• _RECORDED DATA_:
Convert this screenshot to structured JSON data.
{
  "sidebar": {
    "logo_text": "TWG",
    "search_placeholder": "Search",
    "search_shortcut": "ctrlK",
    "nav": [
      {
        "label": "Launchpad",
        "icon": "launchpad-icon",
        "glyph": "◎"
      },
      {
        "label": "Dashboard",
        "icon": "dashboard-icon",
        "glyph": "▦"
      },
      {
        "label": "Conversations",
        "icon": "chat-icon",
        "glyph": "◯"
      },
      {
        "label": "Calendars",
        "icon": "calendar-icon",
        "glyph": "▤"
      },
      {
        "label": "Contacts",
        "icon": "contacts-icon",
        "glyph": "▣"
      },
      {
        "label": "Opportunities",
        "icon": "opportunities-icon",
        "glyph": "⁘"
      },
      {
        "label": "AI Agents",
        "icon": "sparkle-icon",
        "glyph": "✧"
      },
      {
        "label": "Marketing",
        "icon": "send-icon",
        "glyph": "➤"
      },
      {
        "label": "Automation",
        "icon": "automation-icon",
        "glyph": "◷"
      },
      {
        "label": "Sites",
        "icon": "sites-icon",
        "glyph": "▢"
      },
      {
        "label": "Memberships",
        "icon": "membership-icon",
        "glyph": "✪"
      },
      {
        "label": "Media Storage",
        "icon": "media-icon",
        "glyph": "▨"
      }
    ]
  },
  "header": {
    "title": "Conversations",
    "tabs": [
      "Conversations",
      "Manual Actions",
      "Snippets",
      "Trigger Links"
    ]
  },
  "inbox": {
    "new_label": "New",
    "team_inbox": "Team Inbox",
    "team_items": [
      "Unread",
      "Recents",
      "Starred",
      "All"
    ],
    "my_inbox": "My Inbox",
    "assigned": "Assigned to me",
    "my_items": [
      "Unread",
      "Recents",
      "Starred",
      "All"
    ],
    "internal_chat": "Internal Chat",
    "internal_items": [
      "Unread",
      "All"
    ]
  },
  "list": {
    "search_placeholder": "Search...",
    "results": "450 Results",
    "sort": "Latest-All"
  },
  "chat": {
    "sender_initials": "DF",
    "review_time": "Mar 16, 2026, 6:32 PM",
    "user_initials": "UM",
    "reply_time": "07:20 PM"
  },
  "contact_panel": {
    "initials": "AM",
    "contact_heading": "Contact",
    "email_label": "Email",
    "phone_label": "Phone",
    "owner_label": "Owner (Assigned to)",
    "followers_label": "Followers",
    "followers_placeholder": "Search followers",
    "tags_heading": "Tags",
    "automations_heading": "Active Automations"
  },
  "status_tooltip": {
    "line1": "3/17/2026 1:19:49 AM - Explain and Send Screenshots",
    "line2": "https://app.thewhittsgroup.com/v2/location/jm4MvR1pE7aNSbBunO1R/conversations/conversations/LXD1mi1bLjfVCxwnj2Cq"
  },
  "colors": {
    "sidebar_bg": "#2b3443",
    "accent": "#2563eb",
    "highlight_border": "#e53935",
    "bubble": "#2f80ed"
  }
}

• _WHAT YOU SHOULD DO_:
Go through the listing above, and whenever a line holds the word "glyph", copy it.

• _REPLY TO THE TASK_:
        "glyph": "◎"
        "glyph": "▦"
        "glyph": "◯"
        "glyph": "▤"
        "glyph": "▣"
        "glyph": "⁘"
        "glyph": "✧"
        "glyph": "➤"
        "glyph": "◷"
        "glyph": "▢"
        "glyph": "✪"
        "glyph": "▨"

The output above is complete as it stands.